Copy each line below as written, but skip the pictures.

→ **App and web page records**

+ + + + + + +

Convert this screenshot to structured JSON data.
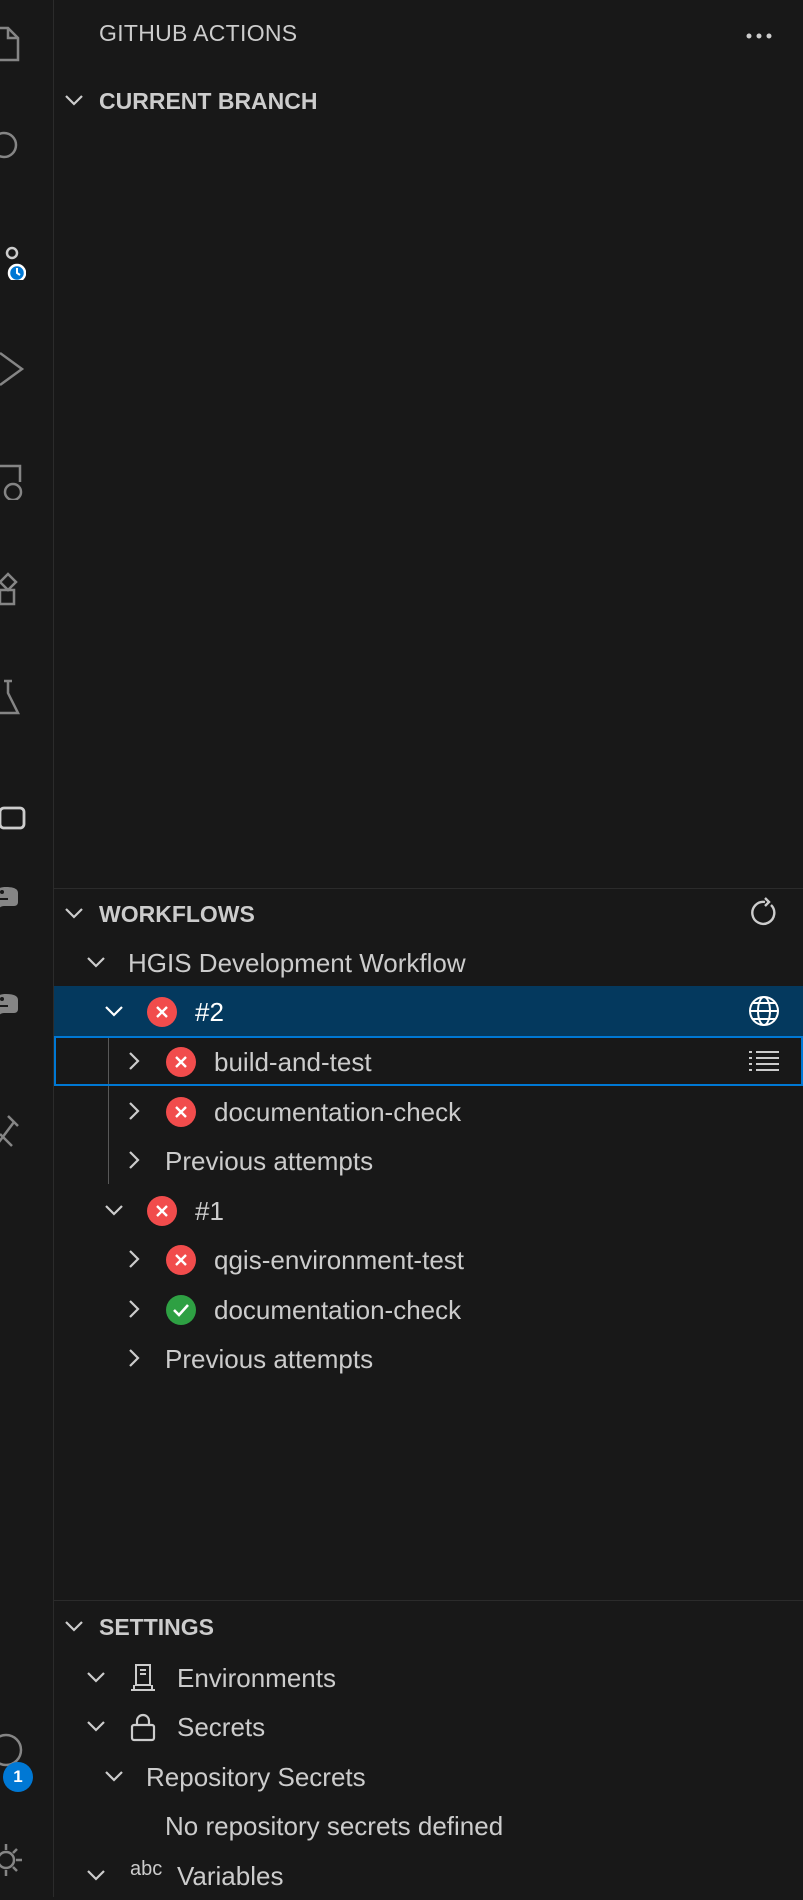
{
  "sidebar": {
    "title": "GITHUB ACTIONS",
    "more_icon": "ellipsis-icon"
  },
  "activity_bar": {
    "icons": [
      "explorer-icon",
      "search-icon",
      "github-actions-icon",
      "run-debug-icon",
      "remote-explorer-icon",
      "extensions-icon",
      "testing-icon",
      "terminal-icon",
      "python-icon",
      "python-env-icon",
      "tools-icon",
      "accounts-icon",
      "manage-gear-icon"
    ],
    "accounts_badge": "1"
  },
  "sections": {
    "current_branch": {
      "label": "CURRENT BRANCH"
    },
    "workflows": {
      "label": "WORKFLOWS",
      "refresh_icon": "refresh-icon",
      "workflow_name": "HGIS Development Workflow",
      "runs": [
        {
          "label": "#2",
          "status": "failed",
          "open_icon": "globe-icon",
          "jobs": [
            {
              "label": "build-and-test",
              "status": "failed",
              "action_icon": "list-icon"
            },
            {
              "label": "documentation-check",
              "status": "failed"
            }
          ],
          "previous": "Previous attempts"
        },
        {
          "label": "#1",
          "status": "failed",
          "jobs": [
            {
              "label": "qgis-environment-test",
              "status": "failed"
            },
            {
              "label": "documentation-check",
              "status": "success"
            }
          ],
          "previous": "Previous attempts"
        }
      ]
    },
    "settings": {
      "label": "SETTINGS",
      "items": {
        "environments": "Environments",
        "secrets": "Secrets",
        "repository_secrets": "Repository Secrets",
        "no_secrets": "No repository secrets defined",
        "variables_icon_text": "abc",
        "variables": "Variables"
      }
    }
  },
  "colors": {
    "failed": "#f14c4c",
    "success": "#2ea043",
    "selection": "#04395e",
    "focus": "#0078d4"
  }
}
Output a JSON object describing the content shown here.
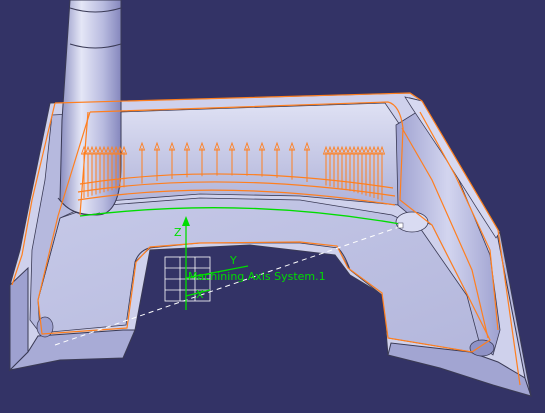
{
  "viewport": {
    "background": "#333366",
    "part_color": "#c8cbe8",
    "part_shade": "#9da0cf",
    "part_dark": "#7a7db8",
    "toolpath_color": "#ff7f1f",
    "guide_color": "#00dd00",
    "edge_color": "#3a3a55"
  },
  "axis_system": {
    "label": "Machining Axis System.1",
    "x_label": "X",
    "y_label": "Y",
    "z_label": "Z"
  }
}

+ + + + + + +

→ **Task response**
Convert this screenshot to structured JSON data.
{
  "sidebar": {
    "title": "GITHUB ACTIONS",
    "more_icon": "ellipsis-icon"
  },
  "activity_bar": {
    "icons": [
      "explorer-icon",
      "search-icon",
      "github-actions-icon",
      "run-debug-icon",
      "remote-explorer-icon",
      "extensions-icon",
      "testing-icon",
      "terminal-icon",
      "python-icon",
      "python-env-icon",
      "tools-icon",
      "accounts-icon",
      "manage-gear-icon"
    ],
    "accounts_badge": "1"
  },
  "sections": {
    "current_branch": {
      "label": "CURRENT BRANCH"
    },
    "workflows": {
      "label": "WORKFLOWS",
      "refresh_icon": "refresh-icon",
      "workflow_name": "HGIS Development Workflow",
      "runs": [
        {
          "label": "#2",
          "status": "failed",
          "open_icon": "globe-icon",
          "jobs": [
            {
              "label": "build-and-test",
              "status": "failed",
              "action_icon": "list-icon"
            },
            {
              "label": "documentation-check",
              "status": "failed"
            }
          ],
          "previous": "Previous attempts"
        },
        {
          "label": "#1",
          "status": "failed",
          "jobs": [
            {
              "label": "qgis-environment-test",
              "status": "failed"
            },
            {
              "label": "documentation-check",
              "status": "success"
            }
          ],
          "previous": "Previous attempts"
        }
      ]
    },
    "settings": {
      "label": "SETTINGS",
      "items": {
        "environments": "Environments",
        "secrets": "Secrets",
        "repository_secrets": "Repository Secrets",
        "no_secrets": "No repository secrets defined",
        "variables_icon_text": "abc",
        "variables": "Variables"
      }
    }
  },
  "colors": {
    "failed": "#f14c4c",
    "success": "#2ea043",
    "selection": "#04395e",
    "focus": "#0078d4"
  }
}
Output a JSON object describing the content shown here.
{
  "viewport": {
    "background": "#333366",
    "part_color": "#c8cbe8",
    "part_shade": "#9da0cf",
    "part_dark": "#7a7db8",
    "toolpath_color": "#ff7f1f",
    "guide_color": "#00dd00",
    "edge_color": "#3a3a55"
  },
  "axis_system": {
    "label": "Machining Axis System.1",
    "x_label": "X",
    "y_label": "Y",
    "z_label": "Z"
  }
}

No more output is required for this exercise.